Can Iowa Be a National Model for Next-Generation Biofuels and Renewable Energy Development?
The U.S. state of Iowa could realize significant economic and environmental benefits by transitioning to a sustainable, next-generation biofuels economy, according to a new joint report from the Worldwatch Institute and the Sierra Club. Destination Iowa: Getting to a Sustainable Biofuels Future provides policy recommendations by the Sierra Club that build on Worldwatch research on sustainable biofuels as outlined in the recent global study, Biofuels for Transport: Global Potential and Implications for Sustainable Agriculture in the 21st Century
Ethanol: What’s the Real Deal?
While Iowa has benefited from the present surge in corn prices and rising ethanol production, the rapid increase in production has had far-reaching consequences for the state’s environment and economy. The report lays out an alternate scenario for the bioeconomy of tomorrow—one that could bring sustained benefits to family farmers and communities across Iowa while also providing diverse environmental and health benefits throughout the state and beyond.
The Way Forward
Destination Iowa assesses the present state of biofuels in Iowa, charts a course for making the current, corn-based bioeconomy more sustainable, and lays out the policies and practices that can make Iowa a model for the nation in the development of renewable energy and the next generation of biofuels.

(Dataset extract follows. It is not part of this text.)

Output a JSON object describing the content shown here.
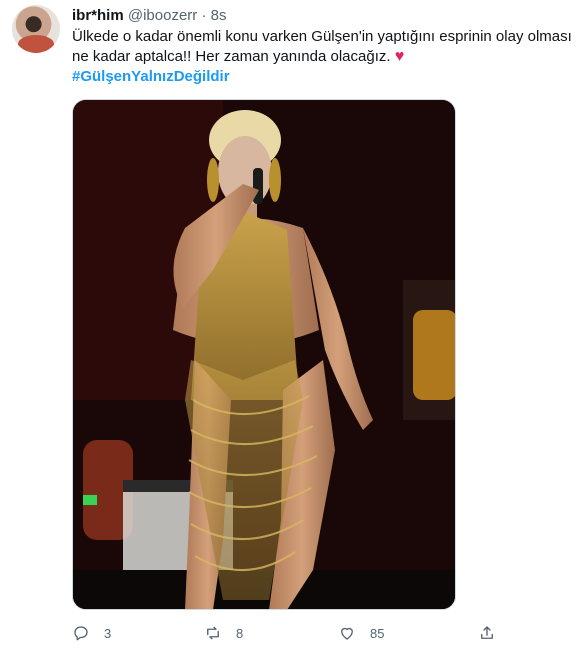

These policies can provide greater and more sustained economic benefits to family farmers and local communities. They can also protect Iowa’s rich farmlands, conservation lands, and wildlife; enhance Iowa’s environment; and help Iowa provide solutions to climate change.

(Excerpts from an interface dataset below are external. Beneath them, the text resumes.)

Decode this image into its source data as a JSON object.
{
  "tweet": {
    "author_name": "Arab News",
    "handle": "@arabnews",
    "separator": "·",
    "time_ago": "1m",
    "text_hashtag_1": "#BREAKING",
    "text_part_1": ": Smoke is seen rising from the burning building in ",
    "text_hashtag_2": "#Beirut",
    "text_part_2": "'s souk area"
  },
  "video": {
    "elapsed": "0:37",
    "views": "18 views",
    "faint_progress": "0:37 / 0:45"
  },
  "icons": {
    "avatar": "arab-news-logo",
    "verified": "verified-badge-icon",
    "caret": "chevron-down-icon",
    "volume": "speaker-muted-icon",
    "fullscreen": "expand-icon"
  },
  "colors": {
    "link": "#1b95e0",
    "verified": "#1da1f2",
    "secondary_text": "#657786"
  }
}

Some of the report’s suggestions for a sustainable biofuels future include:
- Putting emphasis on the development of cellulosic biofuel technologies and developing the infrastructure to harvest, transport, and process the new crops.
- Funding more conservation practices in agriculture, such as low or no-till agriculture, planting cover crops, and creating riparian buffer zones; and supporting farmers who want to invest in sustainable cellulosic fuel crops like switchgrass and mixed prairie grasses.
- Demanding more local choice in the development of biofuel refineries and demanding better oversight of biofuel refineries’ emissions into the air and water.
- Encouraging innovative financing to keep the next generation of biorefineries locally owned.
- Increasing financing and incentives for the use of diverse renewable energy technologies, such as wind and solar power.
Destination Iowa is the first report produced through a new partnership between the Worldwatch Institute and the Sierra Club. The report was unveiled by the Sierra Club at an event in Des Moines, Iowa, featuring state legislators and speakers from other organizations that are also interested in moving Iowa toward a more sustainable biofuels future. Future reports and fact sheets from the partnership will examine biofuels at the U.S. national level.